If asked what a Christian, or anyone really, must do today now, I think this is one of Eliot’s main leads. He is into restoration, whether of the broken individual, the broken society, a broken church, a broken world. Restoration is one of the main themes of his entire writing. Notice how we go from the breakdown of European society and landscape in The Wasteland to the signs of hoped-for restoration in Four Quartets. Notice how Eliot’s own literary adventures involve restoration of say Dante and the 17th-century Metaphysicals, piece-by-piece in criticism and poetry. Restoration, more especially, of the self is work that must not be delayed. Having experienced restoration in his own life, through suffering, conversion and change, Eliot endeavours to offer this as the way for others.

“Teach us to care and not to care

Teach us to sit still.”

These lines, repeated through the poem ‘Ash-Wednesday’, are a curious petitionary prayer, at once imploring and comical. “Be still and know that I am God” (Psalm 46:10) says the Psalmist. These lines are mimetic of the restless state they wish to overcome. They describe the active person in need of rest and reflection, describe the inner desire for contemplation. Eliot, in his practised brevity, asks that he care, because we are asked to care and care is possible within us. But at the same time we learn to care without caring to excess, wastefully. And there it is again: wasteland and not wasteland. Meanwhile, how can our restless spirit rest? How does it “sit still”? By asking to “teach us to sit still.” Hidden within Eliot’s poetry is an encapsulation of the story of Martha and Mary, active and contemplative together, learning how to pray, as well as work, more effectively.   

“… music heard so deeply

That it is not heard at all, but you are the music

While the music lasts.”

While we have all probably known this state of being and might even describe it like Eliot, the logic of these lines is also a warning about being able to speak with finality about such a state, of speaking of it as an end in itself, or being able to describe it at all. He seems to say that while we “are the music while the music lasts” this is simply one way of talking about an experience, an awareness, that others may call grace.

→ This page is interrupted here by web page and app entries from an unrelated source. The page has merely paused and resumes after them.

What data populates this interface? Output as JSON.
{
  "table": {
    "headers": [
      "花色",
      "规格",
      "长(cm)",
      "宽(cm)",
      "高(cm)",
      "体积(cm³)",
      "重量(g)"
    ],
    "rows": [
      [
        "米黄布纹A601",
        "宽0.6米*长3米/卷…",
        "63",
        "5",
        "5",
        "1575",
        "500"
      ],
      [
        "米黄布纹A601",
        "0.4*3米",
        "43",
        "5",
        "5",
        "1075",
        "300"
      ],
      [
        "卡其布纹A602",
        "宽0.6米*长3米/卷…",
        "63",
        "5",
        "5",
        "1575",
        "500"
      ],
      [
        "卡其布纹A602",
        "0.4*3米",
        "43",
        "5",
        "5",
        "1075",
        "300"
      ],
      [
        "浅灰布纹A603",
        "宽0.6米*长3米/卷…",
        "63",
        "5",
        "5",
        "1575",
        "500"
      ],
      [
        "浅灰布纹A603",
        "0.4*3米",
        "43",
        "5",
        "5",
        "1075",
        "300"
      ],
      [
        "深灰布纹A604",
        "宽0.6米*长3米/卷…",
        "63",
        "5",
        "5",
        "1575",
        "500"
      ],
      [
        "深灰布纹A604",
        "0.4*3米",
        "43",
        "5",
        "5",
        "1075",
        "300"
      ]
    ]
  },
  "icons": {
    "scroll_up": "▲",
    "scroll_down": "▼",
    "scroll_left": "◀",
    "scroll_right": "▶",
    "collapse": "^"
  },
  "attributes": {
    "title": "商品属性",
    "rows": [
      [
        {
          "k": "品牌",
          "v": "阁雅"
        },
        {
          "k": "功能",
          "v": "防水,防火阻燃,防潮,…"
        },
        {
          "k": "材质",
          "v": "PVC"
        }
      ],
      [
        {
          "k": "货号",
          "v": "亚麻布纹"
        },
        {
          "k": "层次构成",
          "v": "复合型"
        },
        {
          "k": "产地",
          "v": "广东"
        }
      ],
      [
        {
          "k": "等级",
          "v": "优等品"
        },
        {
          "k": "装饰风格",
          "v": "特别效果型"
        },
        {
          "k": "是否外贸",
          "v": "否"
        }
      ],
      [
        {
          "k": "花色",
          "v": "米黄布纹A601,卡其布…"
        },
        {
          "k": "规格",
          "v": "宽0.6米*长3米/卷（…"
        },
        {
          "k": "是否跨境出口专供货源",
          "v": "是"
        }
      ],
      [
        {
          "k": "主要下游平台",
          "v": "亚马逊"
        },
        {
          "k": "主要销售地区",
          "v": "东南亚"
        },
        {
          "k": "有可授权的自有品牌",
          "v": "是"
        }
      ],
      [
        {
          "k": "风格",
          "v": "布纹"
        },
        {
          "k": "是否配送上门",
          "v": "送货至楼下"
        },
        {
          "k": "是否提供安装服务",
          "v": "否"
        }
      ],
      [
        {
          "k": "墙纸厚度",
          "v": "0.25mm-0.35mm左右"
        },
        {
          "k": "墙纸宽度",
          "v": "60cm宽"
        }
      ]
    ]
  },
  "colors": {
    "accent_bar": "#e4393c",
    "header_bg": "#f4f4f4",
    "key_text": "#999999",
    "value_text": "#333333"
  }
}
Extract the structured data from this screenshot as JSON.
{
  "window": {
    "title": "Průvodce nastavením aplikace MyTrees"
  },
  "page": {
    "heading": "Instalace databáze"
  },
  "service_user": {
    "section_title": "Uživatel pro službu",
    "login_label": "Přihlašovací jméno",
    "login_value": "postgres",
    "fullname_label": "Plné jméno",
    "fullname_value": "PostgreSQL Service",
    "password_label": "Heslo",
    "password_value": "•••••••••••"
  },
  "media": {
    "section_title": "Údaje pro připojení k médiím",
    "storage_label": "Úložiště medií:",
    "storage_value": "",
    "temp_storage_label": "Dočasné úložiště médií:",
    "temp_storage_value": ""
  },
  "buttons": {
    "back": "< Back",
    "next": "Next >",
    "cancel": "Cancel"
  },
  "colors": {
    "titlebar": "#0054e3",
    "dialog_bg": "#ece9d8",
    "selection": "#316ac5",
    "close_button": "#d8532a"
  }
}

Or we have other analogies. It is one of several examples of “hints and guesses” that Eliot offers. In saying them about-and-about-again he infers that these are ways of understanding “the point of intersection of the timeless with time”, but only that and you will have your own experiences: experiences that equally are “heard so deeply” they are not heard at all. Listened to in the larger context of The Dry Salvages V, where they appear, these lines come as a culminating focus in this section, which is why I conclude here by reading aloud that poem.